It is easy to lampoon education reforms in Finland that aim to scrap the teaching of traditional subjects in favour of broader topics.
The new initiative could see history, geography and languages replaced for periods by interdisciplinary "phenomenon-based" projects on topics such as the European Union. Instead of sitting in rows learning facts about the world, pupils can rush around corridors or the Web and collect information in a spirit of "joyful learning".
Ridicule was my immediate response but what is happening has serious and sad consequences. It will ultimately waste not only children's time, but also their education.
The reasons given in Finland for the reforms are familiar: This set of initiatives is necessary to meet the challenges of working life in "modern society".
What it means is that education is no longer valued for its own sake but is seen as having instrumental value for the economy. This is often supported by claims about how to stop education being boring and make it more relevant through new pedagogic practices.
The pattern is the same across the world and we are seeing a shift from a concern with classroom content to a concern with practice. There is a lesson here for every teacher and parent.
Even in a country often lauded as an educational success story, if you do not understand why your education system was excellent, you can still throw it away.
Knowledge and skills
THE idea of being "modern" and promoting projects, multi-disciplinary activities and communication skills instead of traditional subjects is a rejection of education. But some people, including a few of my colleagues, celebrate this shift and one praised it as "thinking outside of the box".
Any ridicule or celebration needs to be understood in the context of the major educational debate of the 21st century between education as subject-led or as skills-led.
Finland is clearly making a turn towards skills. Despite a recent article in which Harvard scholar Pasi Sahlberg (see other story) argued that subjects in Finland will not be scrapped altogether, we should be worried.
The mistake that educationalists and politicians make about education in Finland, China, or whichever country comes out on top in the Programme for International Student Assessment (Pisa) rankings is to assume that the reason has something to do with the peculiarities of the education system.
In Finland's case the quality of teaching, the teacher education system, the absence of examinations, the training, professional freedom and status of teachers, have all been advanced as some of the many and varied reasons why the education system was outstanding.

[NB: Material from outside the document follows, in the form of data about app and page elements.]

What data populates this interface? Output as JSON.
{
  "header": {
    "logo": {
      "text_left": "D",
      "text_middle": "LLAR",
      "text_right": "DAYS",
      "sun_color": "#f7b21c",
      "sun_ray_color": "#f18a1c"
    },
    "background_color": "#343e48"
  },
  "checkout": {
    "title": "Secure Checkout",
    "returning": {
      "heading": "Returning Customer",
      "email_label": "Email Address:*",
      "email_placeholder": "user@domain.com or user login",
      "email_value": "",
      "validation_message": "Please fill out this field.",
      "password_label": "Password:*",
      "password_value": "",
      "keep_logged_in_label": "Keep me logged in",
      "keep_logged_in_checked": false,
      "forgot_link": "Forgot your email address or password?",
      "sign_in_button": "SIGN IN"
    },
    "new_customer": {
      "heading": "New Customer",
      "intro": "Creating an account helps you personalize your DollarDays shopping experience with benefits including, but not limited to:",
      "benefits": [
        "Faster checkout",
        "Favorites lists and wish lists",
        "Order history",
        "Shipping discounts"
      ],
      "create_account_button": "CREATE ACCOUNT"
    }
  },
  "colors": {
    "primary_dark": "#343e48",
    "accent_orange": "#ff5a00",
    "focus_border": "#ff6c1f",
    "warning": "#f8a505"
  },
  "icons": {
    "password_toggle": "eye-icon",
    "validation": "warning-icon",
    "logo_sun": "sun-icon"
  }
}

High expectations matter
BOTH the detractors of the changes in Finland and those who embrace them may think success depends on the technical design and teaching of the educational system. But it is not the activities that go on in the classroom that determine excellent outcomes. I'd argue that it is ultimately down to social and cultural factors.

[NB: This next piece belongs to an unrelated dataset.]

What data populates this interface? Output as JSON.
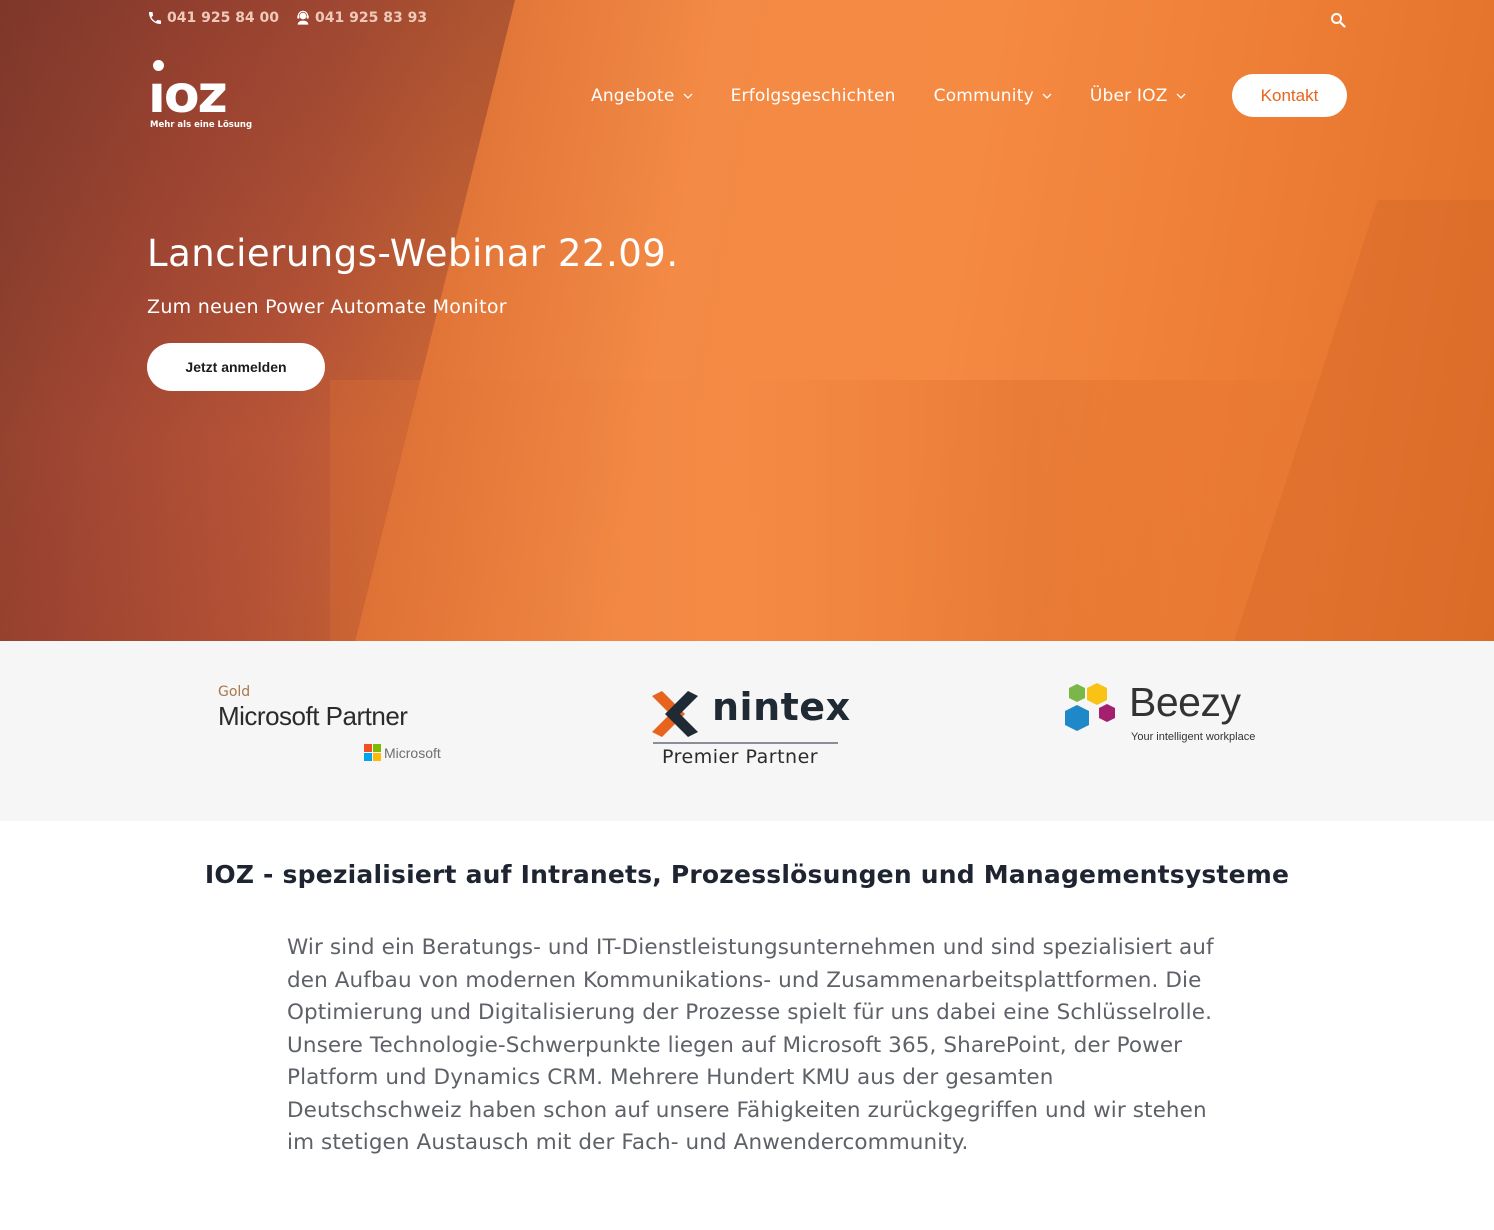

My view is that the decisive factor in Finland's educational success is the high expectations of children expressed by politicians, teachers, parents and communities.
This is well known since the decision in the 1960s to make education the focus of economic success - although also criticised as Stalinist because of its reliance on teacher-centred, textbook-led education.
Whatever criticisms people make of these developments, what was distinctive about Finland in the latter part of the last century was high educational expectations. There was, however, concern in the mid-1990s that these high expectations were so demanding that they were damaging to pupils' self-esteem.
These cultural expectations will determine the structure of the education system, and subject- based teaching was the form that high educational expectations took in Finland's schools.
The move away from subjects towards topics that is part of Finland's new National Curriculum Framework (NCF) is, therefore, a signal that those high educational expectations are going from Finnish culture.
It is tempting to say that methods don't matter if general expectations are high; but if there are no expectations that children will come away with specific knowledge, then they have little chance of being engaged with learning, however they are taught.
Getting pupils work-ready
THE reforms are an attempt to offer something that just gets pupils ready for work. Those who think that "phenomenon-based" teaching won't get rid of knowledge, but will just restructure the way it is taught for some periods of the year, are turning a blind eye to the fundamental nature of the shift that is occurring.
If it accelerates, as it may without opposition, it will make education in Finland - whether it is labelled "vocational" or "academic" - just training for a job.
Finland may be cut up about its drop in the Pisa rankings, but wanting to rise again in a league table is not a sign of high expectations but of panic.
The new policy shift does not focus on education as an important way to transform society but seeks to transform education to meet perceived new economic demands and, perhaps even more narrowly, to remedy Finland's position in the league tables. This may show high expectations of an instrumental sort, but these are not high educational expectations.
If Finnish teachers are as educated and independent as we are told they are, the first step towards defending high educational expectations would be for them to oppose the NCF and campaign to keep knowledge in and kick "phenomenon-based" meddling out of schools.
The writer is Professor of Education at University of Derby in the United Kingdom. This article first appeared on theconversation.com, which carries analysis by academics and researchers in Australia, the United Kingdom and the United States.